== Provided records ==

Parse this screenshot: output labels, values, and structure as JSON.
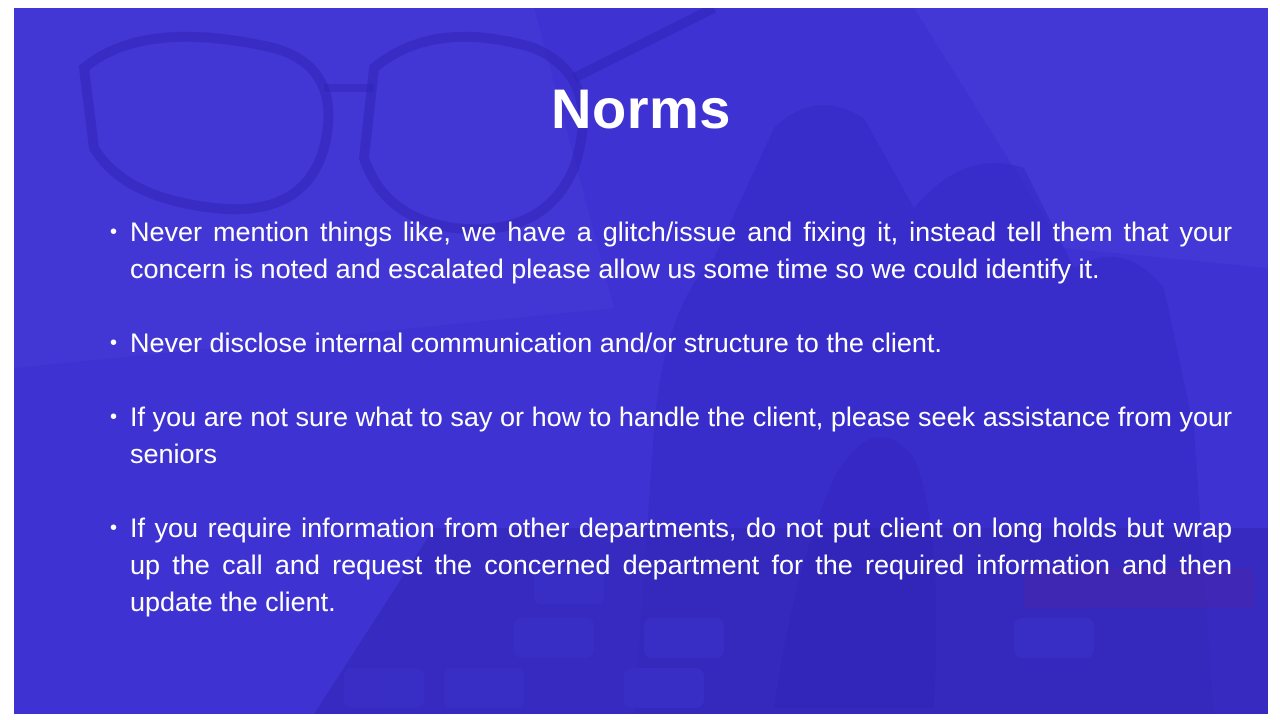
{
  "slide": {
    "title": "Norms",
    "bullets": [
      "Never mention things like, we have a glitch/issue and fixing it, instead tell them that your concern is noted and escalated please allow us some time so we could identify it.",
      "Never disclose internal communication and/or structure to the client.",
      "If you are not sure what to say or how to handle the client, please seek assistance from your seniors",
      "If you require information from other departments, do not put client on long holds but wrap up the call and request the concerned department for the required information and then update the client."
    ],
    "background": {
      "description_icon": "hand-on-calculator-photo",
      "overlay_color": "#3a2fd0"
    }
  }
}
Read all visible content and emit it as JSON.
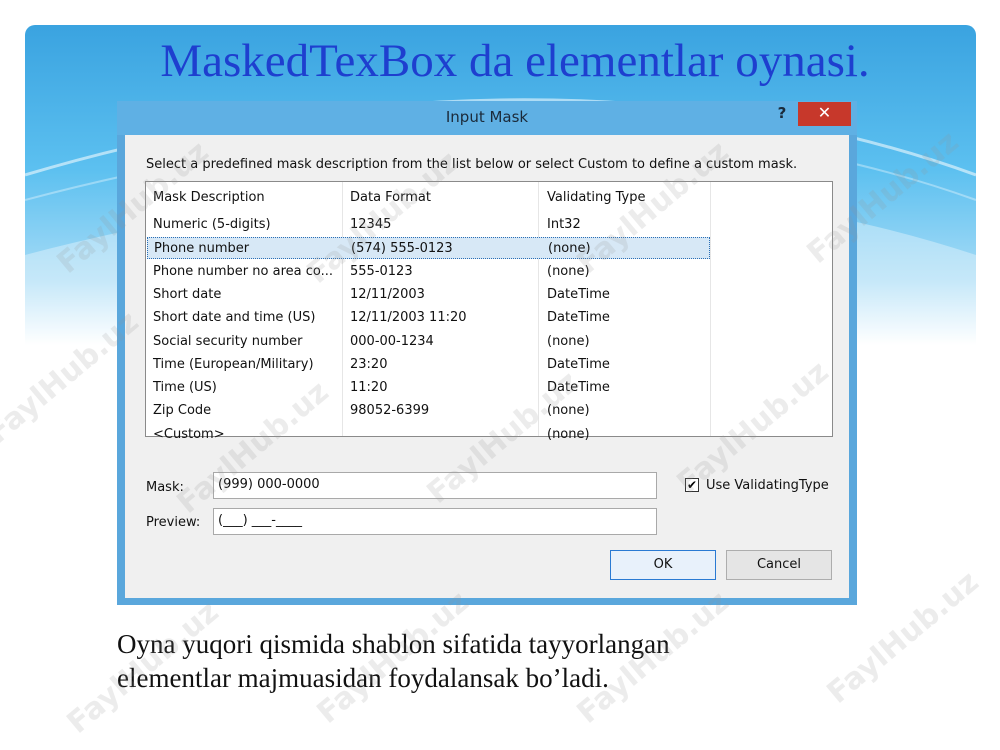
{
  "slide": {
    "title": "MaskedTexBox da elementlar oynasi.",
    "body_line1": "Oyna yuqori qismida shablon sifatida tayyorlangan",
    "body_line2": "elementlar majmuasidan foydalansak bo’ladi.",
    "watermark": "FaylHub.uz"
  },
  "dialog": {
    "title": "Input Mask",
    "help_glyph": "?",
    "close_glyph": "✕",
    "instruction": "Select a predefined mask description from the list below or select Custom to define a custom mask.",
    "columns": [
      "Mask Description",
      "Data Format",
      "Validating Type"
    ],
    "rows": [
      {
        "desc": "Numeric (5-digits)",
        "format": "12345",
        "type": "Int32",
        "selected": false
      },
      {
        "desc": "Phone number",
        "format": "(574) 555-0123",
        "type": "(none)",
        "selected": true
      },
      {
        "desc": "Phone number no area co...",
        "format": "555-0123",
        "type": "(none)",
        "selected": false
      },
      {
        "desc": "Short date",
        "format": "12/11/2003",
        "type": "DateTime",
        "selected": false
      },
      {
        "desc": "Short date and time (US)",
        "format": "12/11/2003 11:20",
        "type": "DateTime",
        "selected": false
      },
      {
        "desc": "Social security number",
        "format": "000-00-1234",
        "type": "(none)",
        "selected": false
      },
      {
        "desc": "Time (European/Military)",
        "format": "23:20",
        "type": "DateTime",
        "selected": false
      },
      {
        "desc": "Time (US)",
        "format": "11:20",
        "type": "DateTime",
        "selected": false
      },
      {
        "desc": "Zip Code",
        "format": "98052-6399",
        "type": "(none)",
        "selected": false
      },
      {
        "desc": "<Custom>",
        "format": "",
        "type": "(none)",
        "selected": false
      }
    ],
    "mask_label": "Mask:",
    "mask_value": "(999) 000-0000",
    "preview_label": "Preview:",
    "preview_value": "(___) ___-____",
    "use_validating_label": "Use ValidatingType",
    "use_validating_checked": true,
    "check_glyph": "✔",
    "ok_label": "OK",
    "cancel_label": "Cancel"
  },
  "colors": {
    "title_blue": "#1e3fcf",
    "dialog_frame": "#5aa7dc",
    "close_red": "#c7382b",
    "selection": "#d7e8f6"
  }
}
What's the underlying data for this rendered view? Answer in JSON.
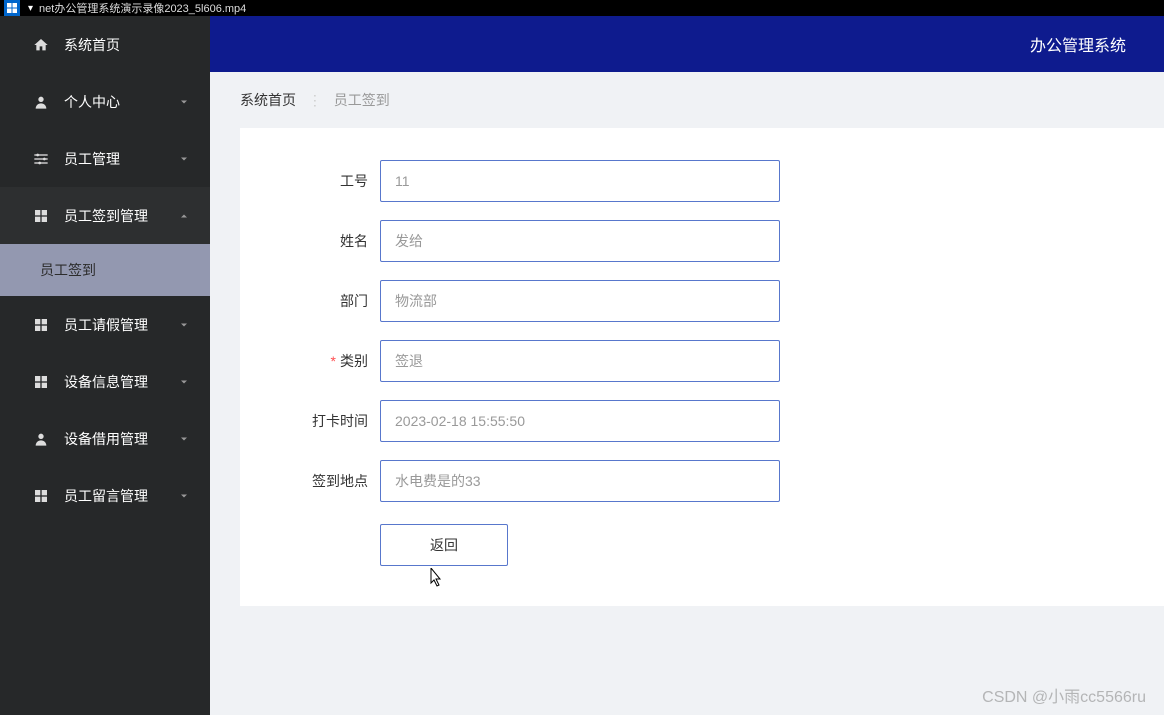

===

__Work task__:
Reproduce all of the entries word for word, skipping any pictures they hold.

__Answer box__:
Parse this screenshot: output labels, values, and structure as JSON.
{
  "slide": {
    "title": "Norms",
    "bullets": [
      "Never mention things like, we have a glitch/issue and fixing it, instead tell them that your concern is noted and escalated please allow us some time so we could identify it.",
      "Never disclose internal communication and/or structure to the client.",
      "If you are not sure what to say or how to handle the client, please seek assistance from your seniors",
      "If you require information from other departments, do not put client on long holds but wrap up the call and request the concerned department for the required information and then update the client."
    ],
    "background": {
      "description_icon": "hand-on-calculator-photo",
      "overlay_color": "#3a2fd0"
    }
  }
}
Read all visible content and emit it as JSON.
{
  "slide": {
    "title": "MaskedTexBox da elementlar oynasi.",
    "body_line1": "Oyna yuqori qismida shablon sifatida tayyorlangan",
    "body_line2": "elementlar majmuasidan foydalansak bo’ladi.",
    "watermark": "FaylHub.uz"
  },
  "dialog": {
    "title": "Input Mask",
    "help_glyph": "?",
    "close_glyph": "✕",
    "instruction": "Select a predefined mask description from the list below or select Custom to define a custom mask.",
    "columns": [
      "Mask Description",
      "Data Format",
      "Validating Type"
    ],
    "rows": [
      {
        "desc": "Numeric (5-digits)",
        "format": "12345",
        "type": "Int32",
        "selected": false
      },
      {
        "desc": "Phone number",
        "format": "(574) 555-0123",
        "type": "(none)",
        "selected": true
      },
      {
        "desc": "Phone number no area co...",
        "format": "555-0123",
        "type": "(none)",
        "selected": false
      },
      {
        "desc": "Short date",
        "format": "12/11/2003",
        "type": "DateTime",
        "selected": false
      },
      {
        "desc": "Short date and time (US)",
        "format": "12/11/2003 11:20",
        "type": "DateTime",
        "selected": false
      },
      {
        "desc": "Social security number",
        "format": "000-00-1234",
        "type": "(none)",
        "selected": false
      },
      {
        "desc": "Time (European/Military)",
        "format": "23:20",
        "type": "DateTime",
        "selected": false
      },
      {
        "desc": "Time (US)",
        "format": "11:20",
        "type": "DateTime",
        "selected": false
      },
      {
        "desc": "Zip Code",
        "format": "98052-6399",
        "type": "(none)",
        "selected": false
      },
      {
        "desc": "<Custom>",
        "format": "",
        "type": "(none)",
        "selected": false
      }
    ],
    "mask_label": "Mask:",
    "mask_value": "(999) 000-0000",
    "preview_label": "Preview:",
    "preview_value": "(___) ___-____",
    "use_validating_label": "Use ValidatingType",
    "use_validating_checked": true,
    "check_glyph": "✔",
    "ok_label": "OK",
    "cancel_label": "Cancel"
  },
  "colors": {
    "title_blue": "#1e3fcf",
    "dialog_frame": "#5aa7dc",
    "close_red": "#c7382b",
    "selection": "#d7e8f6"
  }
}
What's the underlying data for this rendered view? Answer in JSON.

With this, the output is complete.